Saturday, 31 January 2009

Mono 2.2 still leaks memory

We have previously discussed the fact that Mono is still built upon a conservative garbage collector (Boehm's GC). This means that Mono is not capable of identifying exactly what data is reachable and, consequently, has to resort to conservative guesses that can fail to deallocate garbage, i.e. leaking memory.

Boehm's own literature describes situations where the GC might be expected to leak (lazy lists and queues) but claims that no case has even been found in practice and they could not even construct a contrived example where memory was actually leaked. Readers of our previous posts have stated that our claims of memory leaks are "bogus". So we decided to put this issue to rest.

The following trivial F# program creates a cyclic list representing a queue, adds one element and then repeatedly adds one element and removes it again:

type 'a cell = { content: 'a; mutable next: 'a cell option }

do
let mutable tail = None
if tail = None then
let cell = { content = [||]; next = None }
cell.next <- Some cell
tail <- Some cell
while true do
let tail' = Option.get tail
let cell = Some { content = [|1.;2.;3.;4.|]; next = tail'.next }
tail'.next <- cell
tail <- cell
let tail' = Option.get tail
tail'.next <- (Option.get tail'.next).next

This obviously requires only enough memory for at most two queue items, so any memory leaks will be obvious. Running this program on .NET, its memory consumption is steady at 11Mb. Running this program on Mono 2.2, the entire memory of the computer is leaked away in 60 seconds, the OS goes to swap and everything grinds to a halt.

We have also described situations where Mono 2.2 leaks stack space until the stack overflows. These results may be of interest to anyone else trying to find a usable VM to build upon.


Friday, 30 January 2009

Mono does not support tail call elimination

Tail call elimination is an essential feature for functional programming languages. This feature simply refers to the ability for one function to end with a function call without leaking stack space. Tail call elimination can be essential in heavily functional code such as parser combinators and libraries written in continuation passing style.

Lack of tail calls on the defacto-standard JVM has raised concerns around languages like Scala and Clojure. Fortunately, work is underway to address this issue by implementing tail call elimination on MLVM/OpenJDK.

Microsoft's .NET has had tail call elimination for eight years and the Mono project is designed to replicate the Common Language Infrastructure (CLI) that is responsible for this feature. The Mono team have been advertising tail call elimination on their VM for many years.

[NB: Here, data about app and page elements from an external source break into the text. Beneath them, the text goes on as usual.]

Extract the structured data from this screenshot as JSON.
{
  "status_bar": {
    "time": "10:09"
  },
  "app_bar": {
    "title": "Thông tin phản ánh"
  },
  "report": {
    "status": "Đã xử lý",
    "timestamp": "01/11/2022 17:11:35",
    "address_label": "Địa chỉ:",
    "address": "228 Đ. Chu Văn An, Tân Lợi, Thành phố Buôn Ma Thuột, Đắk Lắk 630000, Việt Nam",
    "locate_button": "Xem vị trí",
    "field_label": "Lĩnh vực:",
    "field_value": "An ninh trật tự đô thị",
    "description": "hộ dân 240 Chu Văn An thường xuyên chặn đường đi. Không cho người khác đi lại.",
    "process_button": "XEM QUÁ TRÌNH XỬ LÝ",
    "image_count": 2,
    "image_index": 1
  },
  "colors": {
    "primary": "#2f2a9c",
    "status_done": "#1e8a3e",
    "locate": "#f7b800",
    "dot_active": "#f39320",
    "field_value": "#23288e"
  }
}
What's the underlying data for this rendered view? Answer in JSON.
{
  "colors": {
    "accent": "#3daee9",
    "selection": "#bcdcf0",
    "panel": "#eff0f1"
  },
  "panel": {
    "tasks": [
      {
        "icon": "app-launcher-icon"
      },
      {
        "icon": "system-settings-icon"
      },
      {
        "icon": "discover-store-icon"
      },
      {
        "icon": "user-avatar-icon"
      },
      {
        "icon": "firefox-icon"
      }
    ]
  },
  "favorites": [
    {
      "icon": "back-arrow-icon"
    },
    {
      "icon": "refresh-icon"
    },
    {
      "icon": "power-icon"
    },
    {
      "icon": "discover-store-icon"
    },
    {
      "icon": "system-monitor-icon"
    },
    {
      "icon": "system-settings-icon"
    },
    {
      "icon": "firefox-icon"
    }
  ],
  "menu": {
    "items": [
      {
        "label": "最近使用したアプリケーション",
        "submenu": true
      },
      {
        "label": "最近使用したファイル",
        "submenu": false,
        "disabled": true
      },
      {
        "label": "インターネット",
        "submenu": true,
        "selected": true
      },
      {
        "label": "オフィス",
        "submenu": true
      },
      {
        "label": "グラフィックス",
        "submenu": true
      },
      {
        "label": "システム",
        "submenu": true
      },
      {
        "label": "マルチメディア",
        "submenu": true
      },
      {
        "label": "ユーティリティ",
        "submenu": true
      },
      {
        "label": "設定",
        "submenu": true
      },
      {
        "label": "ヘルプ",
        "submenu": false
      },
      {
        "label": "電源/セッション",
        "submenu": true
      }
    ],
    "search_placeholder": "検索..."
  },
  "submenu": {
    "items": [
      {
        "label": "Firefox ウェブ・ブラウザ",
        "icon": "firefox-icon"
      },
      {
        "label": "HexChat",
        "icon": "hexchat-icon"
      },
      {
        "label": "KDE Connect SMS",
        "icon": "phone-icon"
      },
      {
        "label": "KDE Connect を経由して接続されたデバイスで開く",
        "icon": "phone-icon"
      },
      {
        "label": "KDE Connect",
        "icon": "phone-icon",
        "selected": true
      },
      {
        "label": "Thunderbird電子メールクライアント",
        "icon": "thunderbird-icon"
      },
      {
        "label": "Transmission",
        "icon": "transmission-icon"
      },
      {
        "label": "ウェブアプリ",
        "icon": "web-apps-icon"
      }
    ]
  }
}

However, when we tested the elimination of tail calls on several VMs we discovered that tail calls are seriously broken on Mono but work on other VMs including .NET, LLVM and, of course, OCaml. Specifically, we ran the following trivial F# program that relies upon a tail call to a dynamic location, a function odd that is passed as an argument to the higher-order even function:

let even odd n = odd(n+1)

let odd n =
printf "%d\n" n
even odd (n+1)

let (_: int) =
even odd 0

This program prints odd integers indefinitely in OCaml or F# on .NET but attempting to run the executable generated by F# on Mono 2.2 results in a stack overflow almost immediately, as Mono leaks stack space until the stack is exhausted. So Mono cannot be relied upon to execute any functional programs correctly including F# programs.

This is of particular interest to us because several people have asked us for customer support when trying to run our F# code, such as the code from our book F# for Scientists, under Mono. Our advice is to steer well clear of Mono until it becomes stable and feature complete.

Interestingly, we also tried the same test on LLVM 2.2, writing the program in LLVM IR, and the tail calls are handled flawlessly provided the fast calling convention is used. As we have shown before, LLVM also generates vastly faster code than Mono 2.2.


Mono 2.2 vs OCaml vs .NET vs LLVM vs JDK

Mono 2.2 was recently shipped and a new JIT code generator was the main selling point promoted by the Mono project because it provides the first significant performance improvement Mono has seen for many years. We used the F# version of the SciMark2 benchmark to benchmark this new version of Mono against Mono 2.0 and some competing VMs using their native SciMark2 implementations:

The composite results show that the new code generator in Mono is indeed substantially better at producing code that is 40% faster on average than the previous code generator from Mono 2.0 according to these results. However, Mono 2.2 is still a long way behind its competitors. Specifically, both LLVM and Sun's JVM are over 2.2× faster than the latest version of Mono.

SciMark2 is composed of five different tests: Fast Fourier transform, successive over-relaxation, Monte Carlo, sparse matrix-vector multiply and LU matrix decomposition. We can get more detailed comparison of the VMs by looking at the individual scores on each of these five tests:

We can see immediately that the Monte Carlo test from the SciMark2 benchmark had anomalous results. Specifically, Mono 2.0 was 12× slower than LLVM and Mono 2.2 is now only 3× slower than LLVM. The Monte Carlo test is an int intensive random number generator.

These performance improvements in Mono are compelling but we are still deterred by some fundamental design flaws that undermine Mono's reliability.